(App and web page records)
= = = =

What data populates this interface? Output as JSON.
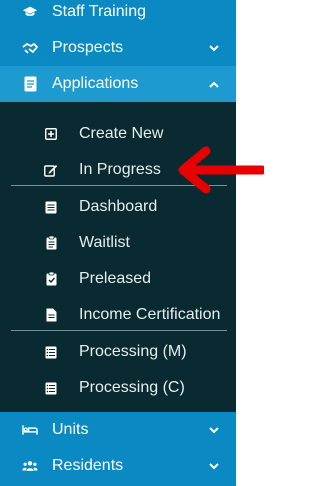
{
  "sidebar": {
    "items": [
      {
        "label": "Staff Training",
        "icon": "graduation-cap-icon"
      },
      {
        "label": "Prospects",
        "icon": "handshake-icon",
        "chevron": "chevron-down-icon"
      },
      {
        "label": "Applications",
        "icon": "file-icon",
        "chevron": "chevron-up-icon"
      },
      {
        "label": "Units",
        "icon": "bed-icon",
        "chevron": "chevron-down-icon"
      },
      {
        "label": "Residents",
        "icon": "users-icon",
        "chevron": "chevron-down-icon"
      }
    ],
    "applications_submenu": [
      {
        "label": "Create New",
        "icon": "plus-square-icon"
      },
      {
        "label": "In Progress",
        "icon": "edit-icon"
      },
      {
        "label": "Dashboard",
        "icon": "list-alt-icon"
      },
      {
        "label": "Waitlist",
        "icon": "clipboard-icon"
      },
      {
        "label": "Preleased",
        "icon": "clipboard-check-icon"
      },
      {
        "label": "Income Certification",
        "icon": "file-alt-icon"
      },
      {
        "label": "Processing (M)",
        "icon": "list-icon"
      },
      {
        "label": "Processing (C)",
        "icon": "list-ol-icon"
      }
    ]
  },
  "colors": {
    "sidebar_bg": "#0b89c3",
    "active_bg": "#1d9ad0",
    "submenu_bg": "#082a30",
    "annotation_arrow": "#e60000"
  }
}
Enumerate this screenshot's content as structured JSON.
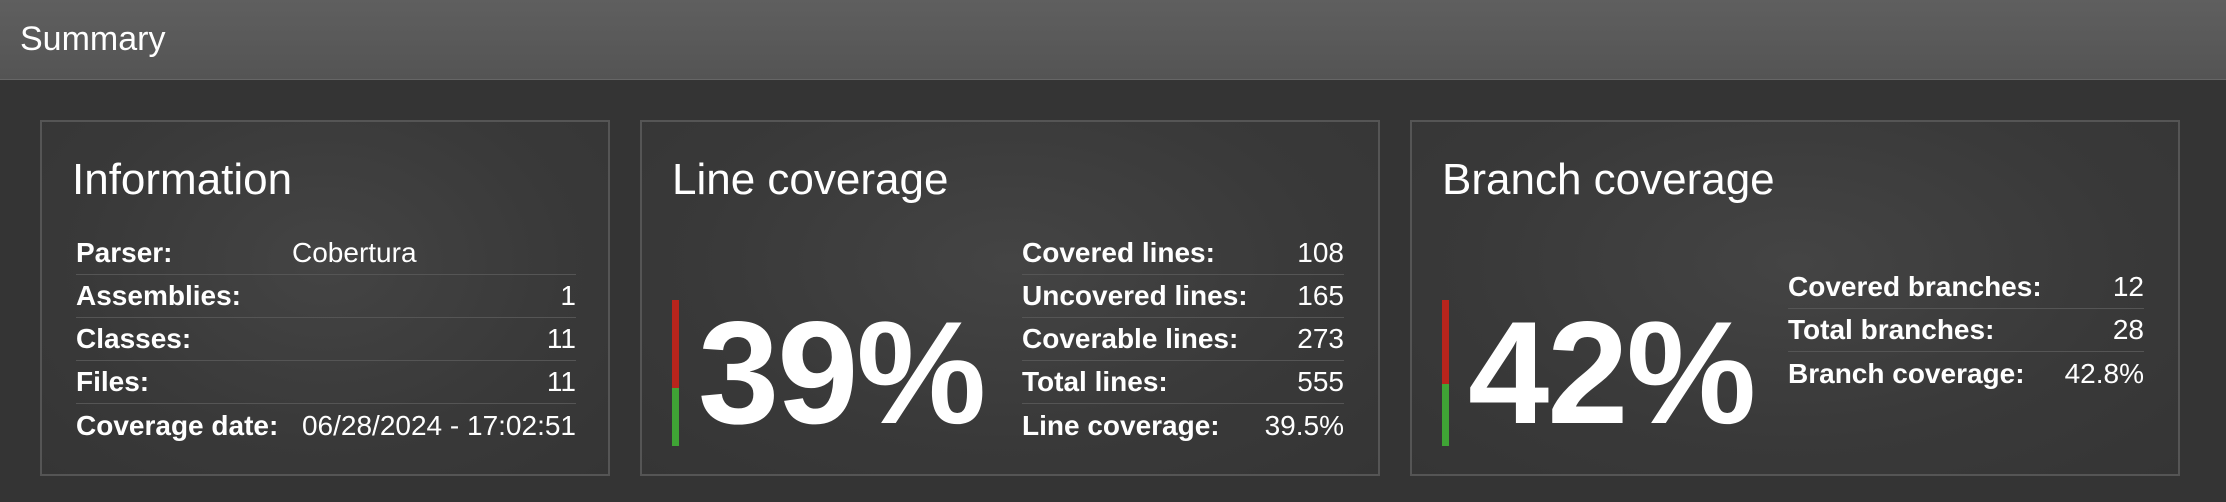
{
  "header": {
    "title": "Summary"
  },
  "information": {
    "title": "Information",
    "rows": [
      {
        "label": "Parser:",
        "value": "Cobertura"
      },
      {
        "label": "Assemblies:",
        "value": "1"
      },
      {
        "label": "Classes:",
        "value": "11"
      },
      {
        "label": "Files:",
        "value": "11"
      },
      {
        "label": "Coverage date:",
        "value": "06/28/2024 - 17:02:51"
      }
    ]
  },
  "line_coverage": {
    "title": "Line coverage",
    "percent_label": "39%",
    "fraction_covered": 0.395,
    "rows": [
      {
        "label": "Covered lines:",
        "value": "108"
      },
      {
        "label": "Uncovered lines:",
        "value": "165"
      },
      {
        "label": "Coverable lines:",
        "value": "273"
      },
      {
        "label": "Total lines:",
        "value": "555"
      },
      {
        "label": "Line coverage:",
        "value": "39.5%"
      }
    ]
  },
  "branch_coverage": {
    "title": "Branch coverage",
    "percent_label": "42%",
    "fraction_covered": 0.428,
    "rows": [
      {
        "label": "Covered branches:",
        "value": "12"
      },
      {
        "label": "Total branches:",
        "value": "28"
      },
      {
        "label": "Branch coverage:",
        "value": "42.8%"
      }
    ]
  },
  "colors": {
    "covered": "#3fa435",
    "uncovered": "#b8241c",
    "background": "#343434",
    "header": "#5a5a5a"
  }
}
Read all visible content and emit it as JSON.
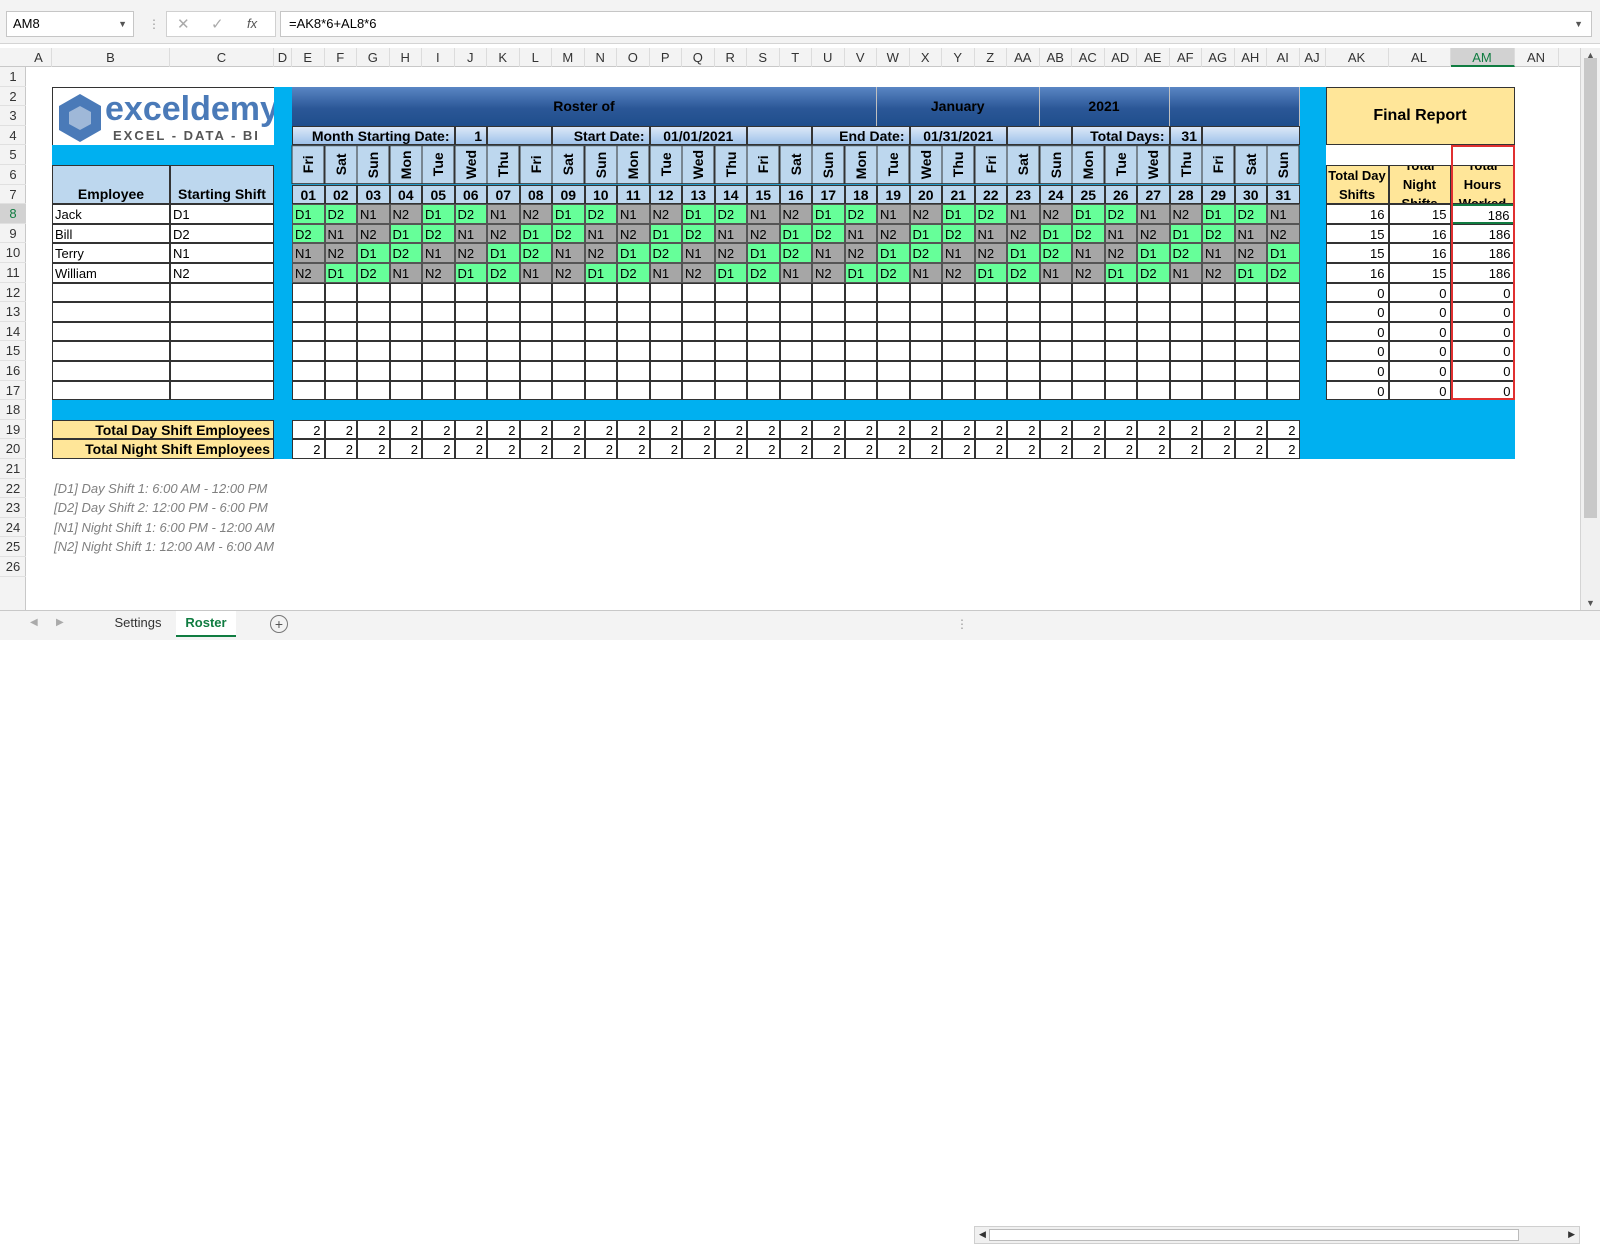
{
  "formula_bar": {
    "name_box": "AM8",
    "formula": "=AK8*6+AL8*6",
    "fx": "fx"
  },
  "columns": [
    "A",
    "B",
    "C",
    "D",
    "E",
    "F",
    "G",
    "H",
    "I",
    "J",
    "K",
    "L",
    "M",
    "N",
    "O",
    "P",
    "Q",
    "R",
    "S",
    "T",
    "U",
    "V",
    "W",
    "X",
    "Y",
    "Z",
    "AA",
    "AB",
    "AC",
    "AD",
    "AE",
    "AF",
    "AG",
    "AH",
    "AI",
    "AJ",
    "AK",
    "AL",
    "AM",
    "AN"
  ],
  "rows": [
    1,
    2,
    3,
    4,
    5,
    6,
    7,
    8,
    9,
    10,
    11,
    12,
    13,
    14,
    15,
    16,
    17,
    18,
    19,
    20,
    21,
    22,
    23,
    24,
    25,
    26
  ],
  "selected_cell": {
    "column": "AM",
    "row": 8
  },
  "logo": {
    "brand": "exceldemy",
    "tagline": "EXCEL - DATA - BI"
  },
  "roster": {
    "title": "Roster of",
    "month": "January",
    "year": "2021",
    "month_start_label": "Month Starting Date:",
    "month_start_value": "1",
    "start_label": "Start Date:",
    "start_value": "01/01/2021",
    "end_label": "End Date:",
    "end_value": "01/31/2021",
    "total_days_label": "Total Days:",
    "total_days_value": "31"
  },
  "table_headers": {
    "employee": "Employee",
    "starting_shift": "Starting Shift"
  },
  "days": [
    "Fri",
    "Sat",
    "Sun",
    "Mon",
    "Tue",
    "Wed",
    "Thu",
    "Fri",
    "Sat",
    "Sun",
    "Mon",
    "Tue",
    "Wed",
    "Thu",
    "Fri",
    "Sat",
    "Sun",
    "Mon",
    "Tue",
    "Wed",
    "Thu",
    "Fri",
    "Sat",
    "Sun",
    "Mon",
    "Tue",
    "Wed",
    "Thu",
    "Fri",
    "Sat",
    "Sun"
  ],
  "dates": [
    "01",
    "02",
    "03",
    "04",
    "05",
    "06",
    "07",
    "08",
    "09",
    "10",
    "11",
    "12",
    "13",
    "14",
    "15",
    "16",
    "17",
    "18",
    "19",
    "20",
    "21",
    "22",
    "23",
    "24",
    "25",
    "26",
    "27",
    "28",
    "29",
    "30",
    "31"
  ],
  "employees": [
    {
      "name": "Jack",
      "shift": "D1",
      "schedule": [
        "D1",
        "D2",
        "N1",
        "N2",
        "D1",
        "D2",
        "N1",
        "N2",
        "D1",
        "D2",
        "N1",
        "N2",
        "D1",
        "D2",
        "N1",
        "N2",
        "D1",
        "D2",
        "N1",
        "N2",
        "D1",
        "D2",
        "N1",
        "N2",
        "D1",
        "D2",
        "N1",
        "N2",
        "D1",
        "D2",
        "N1"
      ]
    },
    {
      "name": "Bill",
      "shift": "D2",
      "schedule": [
        "D2",
        "N1",
        "N2",
        "D1",
        "D2",
        "N1",
        "N2",
        "D1",
        "D2",
        "N1",
        "N2",
        "D1",
        "D2",
        "N1",
        "N2",
        "D1",
        "D2",
        "N1",
        "N2",
        "D1",
        "D2",
        "N1",
        "N2",
        "D1",
        "D2",
        "N1",
        "N2",
        "D1",
        "D2",
        "N1",
        "N2"
      ]
    },
    {
      "name": "Terry",
      "shift": "N1",
      "schedule": [
        "N1",
        "N2",
        "D1",
        "D2",
        "N1",
        "N2",
        "D1",
        "D2",
        "N1",
        "N2",
        "D1",
        "D2",
        "N1",
        "N2",
        "D1",
        "D2",
        "N1",
        "N2",
        "D1",
        "D2",
        "N1",
        "N2",
        "D1",
        "D2",
        "N1",
        "N2",
        "D1",
        "D2",
        "N1",
        "N2",
        "D1"
      ]
    },
    {
      "name": "William",
      "shift": "N2",
      "schedule": [
        "N2",
        "D1",
        "D2",
        "N1",
        "N2",
        "D1",
        "D2",
        "N1",
        "N2",
        "D1",
        "D2",
        "N1",
        "N2",
        "D1",
        "D2",
        "N1",
        "N2",
        "D1",
        "D2",
        "N1",
        "N2",
        "D1",
        "D2",
        "N1",
        "N2",
        "D1",
        "D2",
        "N1",
        "N2",
        "D1",
        "D2"
      ]
    }
  ],
  "totals": {
    "day_label": "Total Day Shift Employees",
    "night_label": "Total Night Shift Employees",
    "day_values": [
      "2",
      "2",
      "2",
      "2",
      "2",
      "2",
      "2",
      "2",
      "2",
      "2",
      "2",
      "2",
      "2",
      "2",
      "2",
      "2",
      "2",
      "2",
      "2",
      "2",
      "2",
      "2",
      "2",
      "2",
      "2",
      "2",
      "2",
      "2",
      "2",
      "2",
      "2"
    ],
    "night_values": [
      "2",
      "2",
      "2",
      "2",
      "2",
      "2",
      "2",
      "2",
      "2",
      "2",
      "2",
      "2",
      "2",
      "2",
      "2",
      "2",
      "2",
      "2",
      "2",
      "2",
      "2",
      "2",
      "2",
      "2",
      "2",
      "2",
      "2",
      "2",
      "2",
      "2",
      "2"
    ]
  },
  "final_report": {
    "title": "Final Report",
    "headers": [
      "Total Day Shifts",
      "Total Night Shifts",
      "Total Hours Worked"
    ],
    "rows": [
      [
        "16",
        "15",
        "186"
      ],
      [
        "15",
        "16",
        "186"
      ],
      [
        "15",
        "16",
        "186"
      ],
      [
        "16",
        "15",
        "186"
      ],
      [
        "0",
        "0",
        "0"
      ],
      [
        "0",
        "0",
        "0"
      ],
      [
        "0",
        "0",
        "0"
      ],
      [
        "0",
        "0",
        "0"
      ],
      [
        "0",
        "0",
        "0"
      ],
      [
        "0",
        "0",
        "0"
      ]
    ]
  },
  "notes": [
    "[D1] Day Shift 1: 6:00 AM - 12:00 PM",
    "[D2] Day Shift 2: 12:00 PM - 6:00 PM",
    "[N1] Night Shift 1: 6:00 PM - 12:00 AM",
    "[N2] Night Shift 1: 12:00 AM - 6:00 AM"
  ],
  "sheet_tabs": [
    "Settings",
    "Roster"
  ],
  "active_tab": "Roster",
  "colors": {
    "green": "#66ff99",
    "gray": "#a6a6a6",
    "blue": "#00b0f0",
    "yellow": "#ffe699",
    "accent": "#107c41"
  }
}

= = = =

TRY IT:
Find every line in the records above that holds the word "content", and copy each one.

YOUR SOLUTION:
Enumerate this screenshot's content as structured JSON.
Read all visible content and emit it as JSON.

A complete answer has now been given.